Simple Number Theory
Positive integers 30, 72, and N have the property that the product of any two of them is divisible by the third. What is the smallest possible value of N?
Note I have not yet taken a Number Theory course.
I think I have found the solution using a bit of reasoning and some luck. N=60? I figured N could not be smaller than the gcd of 30 and 72, and could not be greater than their product. I also found a pattern for (30N)/72. Inputting 10, 15, 20, 30 for N gave a result of 25/6, 25/4, 25/3, 25/2, respectively. I figured that this converged to 25/1, which would then be my solution. N=60 indeed yields 25/1.
However, I feel that this is closer to luck than anything else, and also it is not very elegant. Can someone show me another way of doing this, perhaps something more elegant?
F
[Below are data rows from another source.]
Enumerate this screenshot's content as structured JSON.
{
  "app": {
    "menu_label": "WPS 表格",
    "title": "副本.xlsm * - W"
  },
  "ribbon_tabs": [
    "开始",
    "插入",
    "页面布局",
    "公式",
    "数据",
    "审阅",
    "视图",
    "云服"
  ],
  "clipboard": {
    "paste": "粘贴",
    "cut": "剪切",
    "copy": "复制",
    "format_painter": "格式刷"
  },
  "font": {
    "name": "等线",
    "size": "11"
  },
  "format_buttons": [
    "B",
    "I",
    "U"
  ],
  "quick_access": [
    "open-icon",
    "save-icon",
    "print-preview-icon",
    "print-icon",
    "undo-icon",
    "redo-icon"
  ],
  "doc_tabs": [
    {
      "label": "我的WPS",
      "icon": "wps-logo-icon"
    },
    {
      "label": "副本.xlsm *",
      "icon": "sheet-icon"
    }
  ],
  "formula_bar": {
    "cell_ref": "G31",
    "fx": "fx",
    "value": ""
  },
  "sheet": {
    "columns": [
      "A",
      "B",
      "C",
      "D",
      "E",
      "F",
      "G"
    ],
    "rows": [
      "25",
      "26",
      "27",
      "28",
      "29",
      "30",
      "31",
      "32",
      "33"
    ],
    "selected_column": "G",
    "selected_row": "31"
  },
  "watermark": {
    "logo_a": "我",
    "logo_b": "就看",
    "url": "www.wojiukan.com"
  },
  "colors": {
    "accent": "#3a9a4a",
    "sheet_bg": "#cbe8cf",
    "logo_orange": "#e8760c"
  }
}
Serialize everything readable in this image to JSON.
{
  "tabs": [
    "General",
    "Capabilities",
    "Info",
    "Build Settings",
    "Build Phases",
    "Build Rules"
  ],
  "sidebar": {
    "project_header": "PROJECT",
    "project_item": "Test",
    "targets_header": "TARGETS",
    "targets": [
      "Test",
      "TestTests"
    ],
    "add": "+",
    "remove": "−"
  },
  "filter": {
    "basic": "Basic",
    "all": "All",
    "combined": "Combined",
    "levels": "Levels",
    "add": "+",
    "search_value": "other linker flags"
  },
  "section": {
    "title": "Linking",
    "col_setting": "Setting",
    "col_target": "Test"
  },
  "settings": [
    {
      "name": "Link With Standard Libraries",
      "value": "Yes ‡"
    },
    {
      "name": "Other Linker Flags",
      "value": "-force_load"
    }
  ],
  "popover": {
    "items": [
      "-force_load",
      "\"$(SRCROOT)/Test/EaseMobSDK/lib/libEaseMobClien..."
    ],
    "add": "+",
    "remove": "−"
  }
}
Your reasoning seems okay.
After noting that , I would probably list all of my possibilities at this point: 6, 8, 9, 10, 12, 15, 16, 18, 20, 24, 27, 30, 36, 40, 45, 48, 54, 60, 72, 80, 90, 108, 120, 135, 144, 180, 216, 240, 270, 360, 432, 540, 720, 1080, 2160.
Now, 30 divides . Since and , we must conclude that is a multiple of 5. This leaves 10, 15, 20, 30, 40, 45, 60, 80, 90, 120, 135, 180, 240, 270, 360, 540, 720, 1080, 2160.
On the other hand, 72 divides . By similar reasoning as before, must be a multiple of . Eliminating the bad possibilities leaves 60 as the smallest number satisfying all three conditions.

872 so for 8 to divide 30N, 4N. 530, thus 5N, since 5∤72. 3N since 972 and 9∤30. Thus N must be at minimum 2²·3·5 = 60.

Consider the three numbers
the set satisfies the requirement because
Let , so .
To minimize , we have to maximize so obviously what we are looking for is the greatest common divisor of and which is
Therefore


I really like this solution, it seems the more obvious to me. Thanks a lot everyone.